== Segment start ==

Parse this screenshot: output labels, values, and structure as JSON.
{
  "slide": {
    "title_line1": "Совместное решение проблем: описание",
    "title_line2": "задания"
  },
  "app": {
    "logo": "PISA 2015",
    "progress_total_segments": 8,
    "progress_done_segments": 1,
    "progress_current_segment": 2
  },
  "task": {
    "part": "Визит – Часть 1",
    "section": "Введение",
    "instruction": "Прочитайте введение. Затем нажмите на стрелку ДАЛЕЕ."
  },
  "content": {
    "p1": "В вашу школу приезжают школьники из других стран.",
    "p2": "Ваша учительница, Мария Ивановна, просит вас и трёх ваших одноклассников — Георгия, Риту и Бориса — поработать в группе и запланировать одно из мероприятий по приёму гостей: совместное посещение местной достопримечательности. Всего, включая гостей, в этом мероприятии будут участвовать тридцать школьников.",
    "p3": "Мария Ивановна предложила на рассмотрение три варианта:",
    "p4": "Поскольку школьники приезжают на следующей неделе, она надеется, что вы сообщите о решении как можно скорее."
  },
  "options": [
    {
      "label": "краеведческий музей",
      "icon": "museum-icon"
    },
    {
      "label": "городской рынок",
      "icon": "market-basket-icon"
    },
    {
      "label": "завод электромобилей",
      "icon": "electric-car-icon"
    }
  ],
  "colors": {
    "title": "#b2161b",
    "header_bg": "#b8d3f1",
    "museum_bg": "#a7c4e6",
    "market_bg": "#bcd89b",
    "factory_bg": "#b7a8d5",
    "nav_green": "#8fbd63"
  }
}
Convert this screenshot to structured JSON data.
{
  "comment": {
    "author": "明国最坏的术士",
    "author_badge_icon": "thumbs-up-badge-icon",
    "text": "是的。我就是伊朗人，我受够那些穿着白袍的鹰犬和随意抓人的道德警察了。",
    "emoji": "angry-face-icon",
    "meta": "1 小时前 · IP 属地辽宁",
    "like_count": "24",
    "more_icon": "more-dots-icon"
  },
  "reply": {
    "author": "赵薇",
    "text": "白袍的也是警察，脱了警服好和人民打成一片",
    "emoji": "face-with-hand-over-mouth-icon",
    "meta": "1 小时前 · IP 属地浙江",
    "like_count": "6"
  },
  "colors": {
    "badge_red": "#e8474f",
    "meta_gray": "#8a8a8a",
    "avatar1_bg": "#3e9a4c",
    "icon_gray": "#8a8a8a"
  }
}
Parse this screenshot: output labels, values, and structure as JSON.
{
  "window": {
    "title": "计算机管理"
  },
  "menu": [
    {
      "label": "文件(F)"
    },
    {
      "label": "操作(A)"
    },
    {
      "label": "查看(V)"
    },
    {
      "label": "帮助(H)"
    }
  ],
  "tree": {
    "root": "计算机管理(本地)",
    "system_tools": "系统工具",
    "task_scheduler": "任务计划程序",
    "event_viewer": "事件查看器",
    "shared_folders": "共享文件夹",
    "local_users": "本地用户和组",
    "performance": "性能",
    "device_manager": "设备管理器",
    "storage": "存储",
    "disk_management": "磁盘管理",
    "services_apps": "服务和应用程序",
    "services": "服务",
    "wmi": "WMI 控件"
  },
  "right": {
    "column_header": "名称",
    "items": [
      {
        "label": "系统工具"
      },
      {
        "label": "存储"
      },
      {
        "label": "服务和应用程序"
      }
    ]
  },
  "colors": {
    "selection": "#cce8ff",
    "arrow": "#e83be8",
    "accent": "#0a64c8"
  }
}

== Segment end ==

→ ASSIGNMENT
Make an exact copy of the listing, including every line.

→ SOLUTION TO THIS PROBLEM
Parse this screenshot: output labels, values, and structure as JSON.
{
  "slide": {
    "title_line1": "Совместное решение проблем: описание",
    "title_line2": "задания"
  },
  "app": {
    "logo": "PISA 2015",
    "progress_total_segments": 8,
    "progress_done_segments": 1,
    "progress_current_segment": 2
  },
  "task": {
    "part": "Визит – Часть 1",
    "section": "Введение",
    "instruction": "Прочитайте введение. Затем нажмите на стрелку ДАЛЕЕ."
  },
  "content": {
    "p1": "В вашу школу приезжают школьники из других стран.",
    "p2": "Ваша учительница, Мария Ивановна, просит вас и трёх ваших одноклассников — Георгия, Риту и Бориса — поработать в группе и запланировать одно из мероприятий по приёму гостей: совместное посещение местной достопримечательности. Всего, включая гостей, в этом мероприятии будут участвовать тридцать школьников.",
    "p3": "Мария Ивановна предложила на рассмотрение три варианта:",
    "p4": "Поскольку школьники приезжают на следующей неделе, она надеется, что вы сообщите о решении как можно скорее."
  },
  "options": [
    {
      "label": "краеведческий музей",
      "icon": "museum-icon"
    },
    {
      "label": "городской рынок",
      "icon": "market-basket-icon"
    },
    {
      "label": "завод электромобилей",
      "icon": "electric-car-icon"
    }
  ],
  "colors": {
    "title": "#b2161b",
    "header_bg": "#b8d3f1",
    "museum_bg": "#a7c4e6",
    "market_bg": "#bcd89b",
    "factory_bg": "#b7a8d5",
    "nav_green": "#8fbd63"
  }
}
Convert this screenshot to structured JSON data.
{
  "comment": {
    "author": "明国最坏的术士",
    "author_badge_icon": "thumbs-up-badge-icon",
    "text": "是的。我就是伊朗人，我受够那些穿着白袍的鹰犬和随意抓人的道德警察了。",
    "emoji": "angry-face-icon",
    "meta": "1 小时前 · IP 属地辽宁",
    "like_count": "24",
    "more_icon": "more-dots-icon"
  },
  "reply": {
    "author": "赵薇",
    "text": "白袍的也是警察，脱了警服好和人民打成一片",
    "emoji": "face-with-hand-over-mouth-icon",
    "meta": "1 小时前 · IP 属地浙江",
    "like_count": "6"
  },
  "colors": {
    "badge_red": "#e8474f",
    "meta_gray": "#8a8a8a",
    "avatar1_bg": "#3e9a4c",
    "icon_gray": "#8a8a8a"
  }
}
Parse this screenshot: output labels, values, and structure as JSON.
{
  "window": {
    "title": "计算机管理"
  },
  "menu": [
    {
      "label": "文件(F)"
    },
    {
      "label": "操作(A)"
    },
    {
      "label": "查看(V)"
    },
    {
      "label": "帮助(H)"
    }
  ],
  "tree": {
    "root": "计算机管理(本地)",
    "system_tools": "系统工具",
    "task_scheduler": "任务计划程序",
    "event_viewer": "事件查看器",
    "shared_folders": "共享文件夹",
    "local_users": "本地用户和组",
    "performance": "性能",
    "device_manager": "设备管理器",
    "storage": "存储",
    "disk_management": "磁盘管理",
    "services_apps": "服务和应用程序",
    "services": "服务",
    "wmi": "WMI 控件"
  },
  "right": {
    "column_header": "名称",
    "items": [
      {
        "label": "系统工具"
      },
      {
        "label": "存储"
      },
      {
        "label": "服务和应用程序"
      }
    ]
  },
  "colors": {
    "selection": "#cce8ff",
    "arrow": "#e83be8",
    "accent": "#0a64c8"
  }
}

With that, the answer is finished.